Why Nixing The Employer Deduction Is A Shame
Am I the only one who finds it weird for media types and Congress to be freaking out over the timing of the health care bill? If lawmakers don't get their August recess or have to work a weekend, I think the Republic can survive. The point is not to get it soon, but get it right.
That said, Jon Cohn does make a good point about the employer deduction.
According to several sources on and off Capitol Hill, Reid’s primary message was about the financing of reform. Baucus had hoped to get around $300 billion in funding over the next ten years by capping the tax exclusion on group health benefits. I’m not sure what the exact parameters of the cap were supposed to be, but it's safe to assume they would either have hit a small number of people, hit people with a small tax hike, or some combination of the two.
This apparently was unacceptable to several members of the Democratic caucus. Highly unacceptable. If reform included a cap on the exclusion, Reid warned, between ten and fifteen Democrats would oppose it. That's why Baucus and his colleagues on Finance are back to looking for money.
What sparked this Democrats' resistance? Unions like the American Federation of State, County, and Municipal Employees (AFSCME) have been up in arms about the idea, because some of their members would end up paying slightly higher taxes. But the polls showing widespread opposition to the idea may have been more influential.
I’ve discussed the merits of the capping the exclusion in this space before, many times. Like many health care experts, I think it achieves two important policy goals: It helps raise the large sums of money necessary to pay for expanding coverage and it fixes some of the poor incentives in our health care system. But the public skepticism is real, even if the polls phrase the questions in leading ways. And there are other, perfectly reasonable ways of financing reform.

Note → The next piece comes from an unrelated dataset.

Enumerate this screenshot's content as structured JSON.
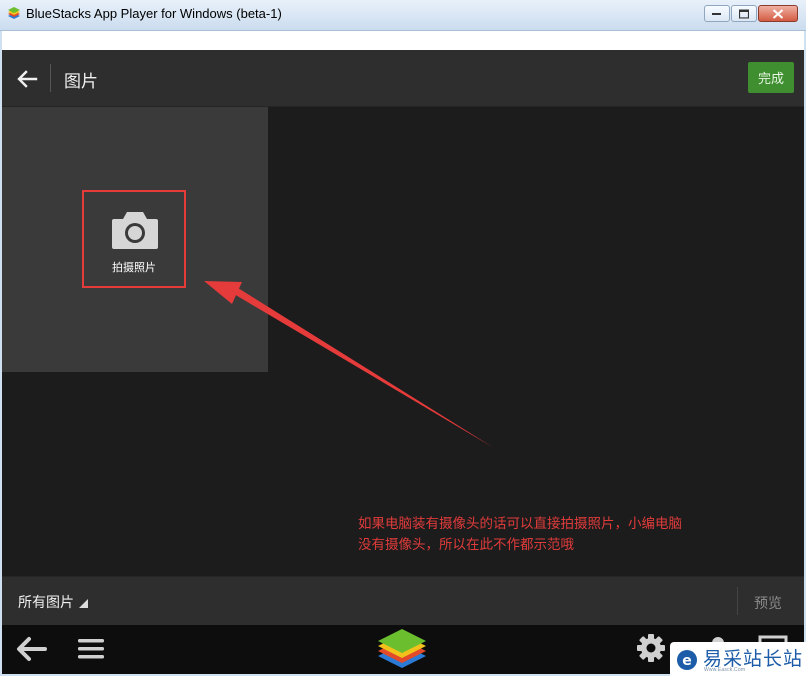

It's a shame that the unions knee-capped this deal, though politicians deserve some of the blame for failing to sell it to the public in the way that Cohn describes. Capping the tax exclusion would reverse some of the incentives in the health care system. It would eliminate the kind of bargaining for better health care in such a way that drives up costs. What's more, like Willie Sutton said, it's where the money is, and one can envision a scenario where enough votes exist for the structure of reform and not the funding, and the whole thing breaks apart, a fatal blow to the progressive agenda.

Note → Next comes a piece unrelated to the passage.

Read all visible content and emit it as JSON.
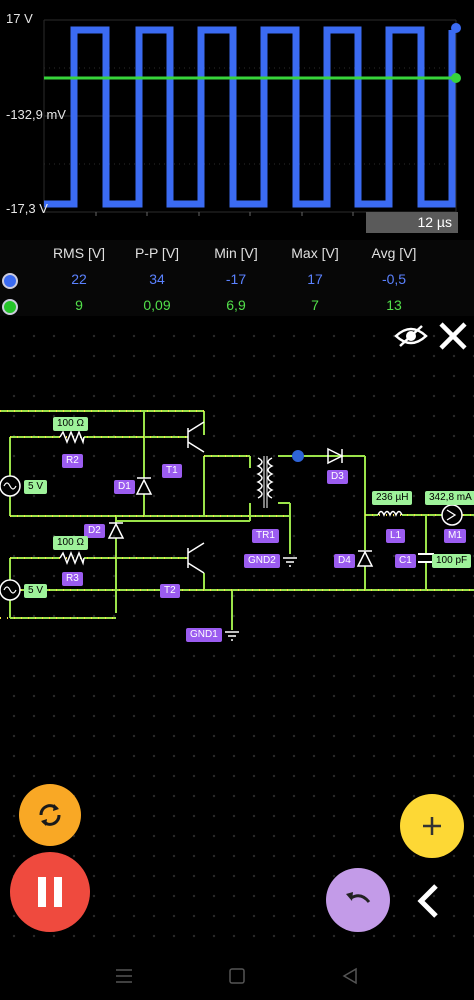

I do know one thing, though. It’s going to cost at least $1 trillion over ten years to accomplish these goals, probably a bit more if we want to do it right. And if somebody doesn’t put together 50 votes in the Senate, let alone 60, for a combination of new revenue and spending cuts equal to that amount, the goals will not be realized.
To be clear, the situation is not dire. (See, no panic light today!) The legislative process is messy. As sure as there will be bad times, there will be good. Just a week ago, the Senate Health, Education, Labor, and Pensions (HELP) Committee put out a bill that showed how you could cover most people, providing mostly good insurance, for between $1 and $1.3 trillion, give or take. Previous CBO estimates suggested that might not be possible. So this was no small thing.
And while the structure of reform may look like a mess if it went through reconciliation, certainly the funding could travel through that gauntlet virtually intact. Funding mechanisms and offsets are, after all, the POINT of reconciliation. So 50 votes are required for that element of it, in my view.
We may end up with Obama's initial idea of capping charitable deductions, which I find perfectly reasonable. But Ezra Klein makes an important point. Losing the elements of the policy that would change the system of health care delivery and funding leaves you possibly with expanded coverage, but not with anything you can really call reform:
There are certain policies under consideration right now that could significantly change how the health-care system functions. A tax on employer benefits, for instance, that begins to reduce the primacy of employer-sponsored health coverage. A public plan that's accessible to all Americans. A Health Insurance Exchange that's open to everyone and can offer an alternative to both the employer and the individual markets. An individual mandate creates the expectation of universal coverage and a mechanism for achieving it.
But if those elements -- and maybe a few others I'm forgetting -- are stripped from the final legislation or significantly weakened, then the bill will not be a reform of our health-care system. It will be a coverage expansion. It might make certain improvements to the current system through insurance market regulations and delivery system changes. That might be, on balance, a hefty improvement against the status quo. But it will not be health-care reform. It will not change the fundamental dynamics of our current system. It might even strengthen them.
In other words, keeping the employer-based system in place, failing to increase competition for insurance, keeping a health amount of the uninsured - I don't see how all of these things can stay in place and, simultaneously, the cost of health care lowers over time, for individuals, businesses and government. And I don't see how quality improves, either.
It's almost not worth the effort if the dynamics of the system remain constant.